From kingship to priesthood
Like Peter, Pilate went from one place to another. He was dealing with Jesus inside and then with the high priests and the crowds outside. His back and forth movement indicated his uncertainty and fear. But finally, Pilate came to affirm the kingship of Jesus by making it known in the three languages that embraced the world of that time: Hebrew, Latin and Greek. While Pilate thought about the kingdom in a political sense, Jesus gave to it a totally different meaning: his kingdom was not of this world. As always, Jesus’ world was upside down. For him, even the crucifixion became the place of glorification: Jesus reigned from the wood of the cross.
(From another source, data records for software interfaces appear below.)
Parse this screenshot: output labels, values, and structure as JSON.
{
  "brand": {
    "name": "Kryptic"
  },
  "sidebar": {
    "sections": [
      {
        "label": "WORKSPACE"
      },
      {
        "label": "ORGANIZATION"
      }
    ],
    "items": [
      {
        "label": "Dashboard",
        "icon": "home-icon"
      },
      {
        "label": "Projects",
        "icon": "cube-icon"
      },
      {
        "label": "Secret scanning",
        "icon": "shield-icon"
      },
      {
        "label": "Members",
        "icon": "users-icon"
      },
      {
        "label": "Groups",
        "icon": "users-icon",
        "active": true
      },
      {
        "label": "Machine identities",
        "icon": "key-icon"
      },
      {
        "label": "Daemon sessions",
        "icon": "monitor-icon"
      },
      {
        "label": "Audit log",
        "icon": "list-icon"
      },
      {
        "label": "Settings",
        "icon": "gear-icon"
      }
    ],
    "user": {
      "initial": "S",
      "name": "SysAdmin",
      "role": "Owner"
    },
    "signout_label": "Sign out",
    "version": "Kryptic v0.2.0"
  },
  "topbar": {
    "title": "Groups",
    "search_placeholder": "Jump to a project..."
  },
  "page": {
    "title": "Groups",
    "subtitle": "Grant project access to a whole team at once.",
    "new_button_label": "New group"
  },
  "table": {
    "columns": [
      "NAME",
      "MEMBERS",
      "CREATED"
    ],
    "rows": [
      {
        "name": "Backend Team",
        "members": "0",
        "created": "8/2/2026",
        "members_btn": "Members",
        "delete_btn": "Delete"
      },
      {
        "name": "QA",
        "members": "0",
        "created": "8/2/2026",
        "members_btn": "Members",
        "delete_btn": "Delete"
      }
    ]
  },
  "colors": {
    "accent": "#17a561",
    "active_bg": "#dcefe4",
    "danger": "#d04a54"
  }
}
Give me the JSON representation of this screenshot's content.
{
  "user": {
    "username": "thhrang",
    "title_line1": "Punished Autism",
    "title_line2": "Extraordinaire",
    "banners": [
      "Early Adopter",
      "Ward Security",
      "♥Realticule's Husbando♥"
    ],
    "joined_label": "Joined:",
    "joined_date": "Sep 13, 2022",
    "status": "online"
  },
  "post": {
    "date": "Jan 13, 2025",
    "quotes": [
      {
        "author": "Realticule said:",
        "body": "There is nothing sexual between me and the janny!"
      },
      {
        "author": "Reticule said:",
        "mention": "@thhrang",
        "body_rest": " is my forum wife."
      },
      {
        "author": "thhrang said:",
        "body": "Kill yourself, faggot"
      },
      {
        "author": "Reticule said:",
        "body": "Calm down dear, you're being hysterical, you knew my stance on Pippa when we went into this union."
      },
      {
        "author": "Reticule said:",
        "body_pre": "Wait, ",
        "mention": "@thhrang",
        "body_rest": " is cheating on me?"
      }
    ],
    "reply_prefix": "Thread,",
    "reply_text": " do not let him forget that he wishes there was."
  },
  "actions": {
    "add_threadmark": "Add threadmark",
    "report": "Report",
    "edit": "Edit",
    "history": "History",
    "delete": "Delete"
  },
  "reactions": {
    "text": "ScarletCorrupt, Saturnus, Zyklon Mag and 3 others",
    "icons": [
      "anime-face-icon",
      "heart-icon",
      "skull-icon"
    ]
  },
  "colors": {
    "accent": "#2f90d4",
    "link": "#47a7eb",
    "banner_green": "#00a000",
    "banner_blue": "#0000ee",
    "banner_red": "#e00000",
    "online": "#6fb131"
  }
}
Besides the division of Jesus’ garments, mentioned by the other evangelists, John added another precision: the seamless tunic that was not divided. This precision allows us to think about the high priest who wore a seamless tunic. And so, John presents Jesus on the cross not only as a king but also as a priest. Being king and priest, Jesus, even at the most painful moment of his life, was able to reach out to others. He founded a new family that was not based on a blood relationship, but on discipleship. And we are all members of that family.
Before saying his last word — “it is finished” — Jesus said, “I thirst.” The one who promised the Samaritan woman the water of eternal life became thirsty at death. He embraced fully the human condition by expressing his thirst. He experienced human thirst in order to quench it with the water and blood flowing out from his side. From that moment on, water, symbol of baptism, will purify our lives; and blood, symbol of the Eucharist, will nourish our souls.
Prayer: Lord Jesus, help me to be close to you in your suffering in order to transform my mortal condition.
Resolution: Slow down on this Good Friday.